By Li Qiao and Li Lei
Chinese medical volunteers dispatched to Iran have shared their experience of using traditional Chinese medicine (TCM), which has been proved effective, in preventing mild cases of COVID-19 from developing into severe ones. TCM is expected to be promoted among the treatment of COVID-19 pneumonia patients in the Middle Eastern country.
The Red Cross Society of China (RCSC) has sent medical teams to Iran and Iraq to help fight COVID-19, and also dispatched medical staff to Italy, Chen Zhu, president of the RCSC, told the Global Times on Tuesday.
A volunteer group of five health experts arrived in Tehran, capital of Iran on February 29 with medical supplies, according to a video conference held on Tuesday by the RCSC.
Iranian hospitals and officials asked the Chinese team to provide documents on the clinical experience of convalescent plasma therapy and TCM before adopting these therapies, said Zhou Xiaohang, who is the head of the expert team to Iran, at the video conference.
Iran says it will conduct clinical trials before pushing forward with TCM after it has been confirmed to be effective, according to the conference.
Gao Fu, head of the Chinese Center for Disease Control and Prevention, who also attended the conference, said Chinese experts will collect the current papers on clinical experience and China’s therapy scheme, and translate them into Persian for Iran.
Lei Genping, a deputy director of the Affiliated Hospital of Shaanxi University of Chinese Medicine, told the Global Times that the advantage of TCM is its remarkable curative effect in treating COVID-19 patients.
Lei is also the captain of the medical team supporting Wuhan’s Jiangxia Fangcang makeshift hospital, which is the only TCM makeshift hospital in China that accepted patients with mild cases of COVID-19.
In other makeshift hospitals, the percentage of mild cases turning severe ones ranges from 5 to 13, while not a single one in the 564 cases received in Jiangxia Fangcang hospital turned severe, Lei said.
Wen Minyong, the captain of a medical team supporting Wuhan from the First Affiliated Hospital of Guangzhou University of Chinese Medicine, told the Global Times on Tuesday that the inpatient area his medical team took charge of received 119 patients, and 109 of them have been discharged after accepting TCM treatment. The rest are expected to be discharged in the next two days.
“Most of our patients were of severe and critical symptoms, and we turned their cases mild and cured them (after treatment),” said Wen.
In 2003, when the severe acute respiratory syndrome broke out in South China’s Guangdong Province, the 73 infected patients received by Wen’s hospital all survived without being transferred to other hospitals, and no health care workers were infected.
Different with Western medicine, TCM does not kill viruses, but restores organ’s functions and reinforces immune systems to fight against viruses.
Regarding the treatment of COVID-19 patients, no anti-virus medicine has been found to be significantly effective, while TCM has seen a good result in preventing mild cases from becoming severe and critical ones, said Wen.

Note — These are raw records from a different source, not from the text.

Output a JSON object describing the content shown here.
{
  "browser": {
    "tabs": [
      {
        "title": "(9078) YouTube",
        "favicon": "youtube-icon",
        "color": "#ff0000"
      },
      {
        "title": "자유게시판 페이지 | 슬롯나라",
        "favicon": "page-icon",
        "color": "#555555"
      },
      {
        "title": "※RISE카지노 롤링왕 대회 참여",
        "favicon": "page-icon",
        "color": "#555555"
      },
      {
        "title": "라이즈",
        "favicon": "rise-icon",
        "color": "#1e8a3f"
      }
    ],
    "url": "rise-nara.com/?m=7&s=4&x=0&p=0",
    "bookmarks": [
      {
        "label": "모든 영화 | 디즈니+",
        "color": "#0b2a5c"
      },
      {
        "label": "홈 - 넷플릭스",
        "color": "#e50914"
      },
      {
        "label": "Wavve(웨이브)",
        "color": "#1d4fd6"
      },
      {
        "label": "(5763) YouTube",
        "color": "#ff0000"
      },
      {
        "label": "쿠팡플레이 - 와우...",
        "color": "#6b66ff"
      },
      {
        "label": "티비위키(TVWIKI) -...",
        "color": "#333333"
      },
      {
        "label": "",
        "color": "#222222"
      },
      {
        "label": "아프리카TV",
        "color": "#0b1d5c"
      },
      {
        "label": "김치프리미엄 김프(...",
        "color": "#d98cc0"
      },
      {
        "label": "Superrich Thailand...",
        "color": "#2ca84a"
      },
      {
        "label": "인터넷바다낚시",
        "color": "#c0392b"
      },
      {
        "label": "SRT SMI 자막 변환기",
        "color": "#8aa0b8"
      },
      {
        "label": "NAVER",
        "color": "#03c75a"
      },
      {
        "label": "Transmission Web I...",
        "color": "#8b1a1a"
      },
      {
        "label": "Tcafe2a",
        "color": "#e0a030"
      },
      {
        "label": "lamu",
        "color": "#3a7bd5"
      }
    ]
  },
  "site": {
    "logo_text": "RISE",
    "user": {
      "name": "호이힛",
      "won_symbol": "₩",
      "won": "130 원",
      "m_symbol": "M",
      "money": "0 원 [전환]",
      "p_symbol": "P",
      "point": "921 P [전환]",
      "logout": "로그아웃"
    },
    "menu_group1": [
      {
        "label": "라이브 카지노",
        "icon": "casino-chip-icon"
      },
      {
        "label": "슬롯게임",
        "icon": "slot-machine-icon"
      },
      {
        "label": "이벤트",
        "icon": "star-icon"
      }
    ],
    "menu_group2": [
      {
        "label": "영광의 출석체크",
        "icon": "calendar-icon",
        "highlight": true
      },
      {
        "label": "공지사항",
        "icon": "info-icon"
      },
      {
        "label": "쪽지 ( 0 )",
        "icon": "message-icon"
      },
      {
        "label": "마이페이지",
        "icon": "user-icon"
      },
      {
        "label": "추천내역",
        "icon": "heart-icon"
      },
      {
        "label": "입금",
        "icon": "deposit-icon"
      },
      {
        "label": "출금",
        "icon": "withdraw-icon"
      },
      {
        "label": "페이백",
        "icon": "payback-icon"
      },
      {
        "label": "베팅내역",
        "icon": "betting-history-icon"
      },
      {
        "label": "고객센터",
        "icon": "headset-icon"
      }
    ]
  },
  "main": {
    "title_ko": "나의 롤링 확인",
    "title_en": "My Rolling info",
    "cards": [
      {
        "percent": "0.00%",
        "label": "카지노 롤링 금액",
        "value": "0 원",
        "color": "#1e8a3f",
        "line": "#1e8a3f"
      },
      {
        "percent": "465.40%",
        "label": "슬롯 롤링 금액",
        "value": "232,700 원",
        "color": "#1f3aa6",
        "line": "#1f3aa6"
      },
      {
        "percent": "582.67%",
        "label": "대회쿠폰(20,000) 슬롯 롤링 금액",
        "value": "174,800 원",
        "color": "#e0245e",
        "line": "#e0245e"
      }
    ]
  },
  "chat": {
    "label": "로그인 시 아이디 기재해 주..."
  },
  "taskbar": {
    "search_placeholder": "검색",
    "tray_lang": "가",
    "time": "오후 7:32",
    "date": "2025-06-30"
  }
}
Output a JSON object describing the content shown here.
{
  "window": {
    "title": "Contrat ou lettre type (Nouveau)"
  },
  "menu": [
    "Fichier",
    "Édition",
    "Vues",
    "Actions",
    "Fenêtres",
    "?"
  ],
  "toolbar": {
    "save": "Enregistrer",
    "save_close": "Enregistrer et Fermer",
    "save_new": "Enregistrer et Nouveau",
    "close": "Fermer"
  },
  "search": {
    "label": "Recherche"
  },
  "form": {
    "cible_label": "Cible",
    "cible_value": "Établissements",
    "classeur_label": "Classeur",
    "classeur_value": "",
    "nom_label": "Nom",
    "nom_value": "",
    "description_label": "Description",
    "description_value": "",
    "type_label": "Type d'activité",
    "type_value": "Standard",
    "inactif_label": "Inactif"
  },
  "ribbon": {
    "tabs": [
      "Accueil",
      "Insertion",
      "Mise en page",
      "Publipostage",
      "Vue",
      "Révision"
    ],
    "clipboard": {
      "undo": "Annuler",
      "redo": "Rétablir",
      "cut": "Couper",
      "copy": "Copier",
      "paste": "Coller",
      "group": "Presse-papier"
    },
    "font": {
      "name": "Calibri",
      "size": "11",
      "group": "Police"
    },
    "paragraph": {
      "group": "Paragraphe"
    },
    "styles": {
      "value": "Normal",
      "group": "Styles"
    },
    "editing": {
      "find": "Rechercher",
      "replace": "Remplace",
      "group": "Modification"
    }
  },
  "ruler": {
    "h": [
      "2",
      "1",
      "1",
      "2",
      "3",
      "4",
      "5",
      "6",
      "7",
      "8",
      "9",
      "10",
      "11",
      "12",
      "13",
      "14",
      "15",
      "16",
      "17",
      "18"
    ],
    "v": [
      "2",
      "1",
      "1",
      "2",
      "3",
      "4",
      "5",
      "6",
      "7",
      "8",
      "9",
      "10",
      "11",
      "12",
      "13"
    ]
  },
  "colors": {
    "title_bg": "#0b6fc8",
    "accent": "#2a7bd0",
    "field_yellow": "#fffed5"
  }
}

Wen is confident TCM will achieve positive results as TCM treats patients based on syndrome differentiation. “Different patients show different symptoms even when they are infected with the same virus. TCM customizes patients’ prescriptions based on their constitutions and symptoms,” said Wen.
Challenge and opportunity
“When we promoted TCM therapy in Wuhan, community residents were initially reluctant to accept it. After witnessing TCM’s effectiveness, people were happy to accept it,” Tong Xiaolin, an academician of Chinese Academy of Sciences and head of the treatment group of the Natioanl Administration of TCM, said at the video conference.
Different from Western countries, Iran does not have the preconceived bias against TCM, but it just does not understand it, Li Weijian, vice president of Middle East Institute of China, told the Global Times. He said that once Iranians recognize that TCM is indeed effective in preventing the epidemic, they will accept it.
“Iranians are very focused on results,” he noted.
Wang Chen, a senior respiratory physician and president of the Chinese Academy of Medical Sciences, expressed his concern at the conference that it is difficult for some Iranians to accept the bitter taste of TCMs and pointed out capsules may be easier to take than instant granule.
China should show the successful clinical cases of TCM therapy in detail and translate relative research reports into Persian to boost awareness.
“Translation will be a problem,” Lei told the Global Times, fearing that improper translation may not adequately convey TCM’s benefit in other countries.
“Literal translation is far from enough to express the essence and culture behind the (TCM) terms,” he said.
Supporting Iran with TCM is a challenge as well as an opportunity, said Lei. He said the remarkable effect of TCM in fighting against the COVID-19 in China will speak aloud for itself.
To make suitable TCM treatment plans, prior surveys should be conducted to know their syndromes before sending a TCM physician team to Iran as different people in different environment show different symptoms, he suggested.